I also learned how lonely childhood cancer is when you don’t have other moms by your side who understand your experience like no one else does. We joke that we belong to a club that no one wants to be in.

When Alex’s battle ended in 2004 that could have been my chance to leave the “club" and  avoid the world we never wanted to be a part of. But my daughter had other plans for me and left me a legacy to carry forward. 

Today, I am honored to be a member of this community of moms—some moms with children newly diagnosed with cancer, some moms who are veterans of the oncology clinic with long-term survivors and some moms, who like me, live without their child who died at the hands of childhood cancer.

No matter where our community finds ourselves, we all have experienced the pain of having a child with cancer, as well as the gifts they bring into our lives in spite of cancer.

In fact, we share so many of the same experiences that we could probably finish each other’s sentences. 

Here is what we might say:

  • Our world falls apart when our children are diagnosed.
  • We wonder how we will get our children through it, only to realize that THEY get US through it.
  • We rush to the emergency room with high fevers (always at 2 a.m., of course).
  • We try to follow our children’s example by rarely complaining (but we do anyway).
  • We watch our children on the playground as the other children stare at their bald heads.
  • We worry about our other children.
  • We make family plans only to have to cancel them.
  • We miss our other children’s school plays and sporting events.
  • We feel the contagious joy of all of our children, who still laugh every day.
  • We gain a new perspective on life.
  • We laugh way more than anyone expects us to.
  • We learn that no matter how strong we think we are, we all have our breaking points.
  • We embrace each other every chance we get because we are stronger together than we are alone.
  • We never stop believing in a cure, if not for our own children then for others.

So on Mother’s Day, I am sending a big hug out to every mom who has been dragged into the world of childhood cancer.
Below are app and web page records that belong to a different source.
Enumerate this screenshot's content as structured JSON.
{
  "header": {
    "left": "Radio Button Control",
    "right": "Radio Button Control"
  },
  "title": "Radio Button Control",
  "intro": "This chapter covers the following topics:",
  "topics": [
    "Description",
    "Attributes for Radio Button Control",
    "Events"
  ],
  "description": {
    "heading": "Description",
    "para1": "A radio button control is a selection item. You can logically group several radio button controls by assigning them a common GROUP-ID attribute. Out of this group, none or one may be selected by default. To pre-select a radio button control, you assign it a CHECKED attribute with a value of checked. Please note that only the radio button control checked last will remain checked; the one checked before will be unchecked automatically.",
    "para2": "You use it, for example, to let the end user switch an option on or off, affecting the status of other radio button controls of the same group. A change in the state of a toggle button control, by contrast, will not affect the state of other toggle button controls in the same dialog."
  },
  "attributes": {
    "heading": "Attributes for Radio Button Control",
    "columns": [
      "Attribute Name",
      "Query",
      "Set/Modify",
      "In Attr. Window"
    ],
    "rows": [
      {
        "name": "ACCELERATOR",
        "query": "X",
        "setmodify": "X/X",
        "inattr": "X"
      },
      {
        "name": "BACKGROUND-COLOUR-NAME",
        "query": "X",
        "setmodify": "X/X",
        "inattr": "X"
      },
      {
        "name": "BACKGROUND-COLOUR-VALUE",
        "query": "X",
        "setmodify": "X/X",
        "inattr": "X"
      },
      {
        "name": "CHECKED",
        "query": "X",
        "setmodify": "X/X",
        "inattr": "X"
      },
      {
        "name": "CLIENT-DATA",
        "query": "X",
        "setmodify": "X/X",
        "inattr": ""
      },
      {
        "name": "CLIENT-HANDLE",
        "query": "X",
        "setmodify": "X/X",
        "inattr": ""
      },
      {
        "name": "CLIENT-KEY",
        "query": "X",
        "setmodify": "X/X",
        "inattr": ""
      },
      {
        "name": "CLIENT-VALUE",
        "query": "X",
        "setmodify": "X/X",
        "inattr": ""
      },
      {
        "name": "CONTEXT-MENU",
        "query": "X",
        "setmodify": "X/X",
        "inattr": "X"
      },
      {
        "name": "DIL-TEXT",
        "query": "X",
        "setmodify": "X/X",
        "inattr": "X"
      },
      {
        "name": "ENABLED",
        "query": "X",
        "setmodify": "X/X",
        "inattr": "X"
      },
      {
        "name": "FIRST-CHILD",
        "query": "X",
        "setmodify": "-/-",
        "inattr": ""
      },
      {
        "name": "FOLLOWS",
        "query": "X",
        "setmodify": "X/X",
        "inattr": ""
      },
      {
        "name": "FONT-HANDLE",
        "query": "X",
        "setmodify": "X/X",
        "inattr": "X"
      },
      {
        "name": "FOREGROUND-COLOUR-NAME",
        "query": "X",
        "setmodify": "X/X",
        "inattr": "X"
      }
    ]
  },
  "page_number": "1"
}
I am not glad you are in the “club” but I am so grateful that you are in my life.

This Mother’s Day, Alex's Lemonade Stand Foundation is proud to partner with Momcology, a national nonprofit that provides peer support for moms of kids with cancer.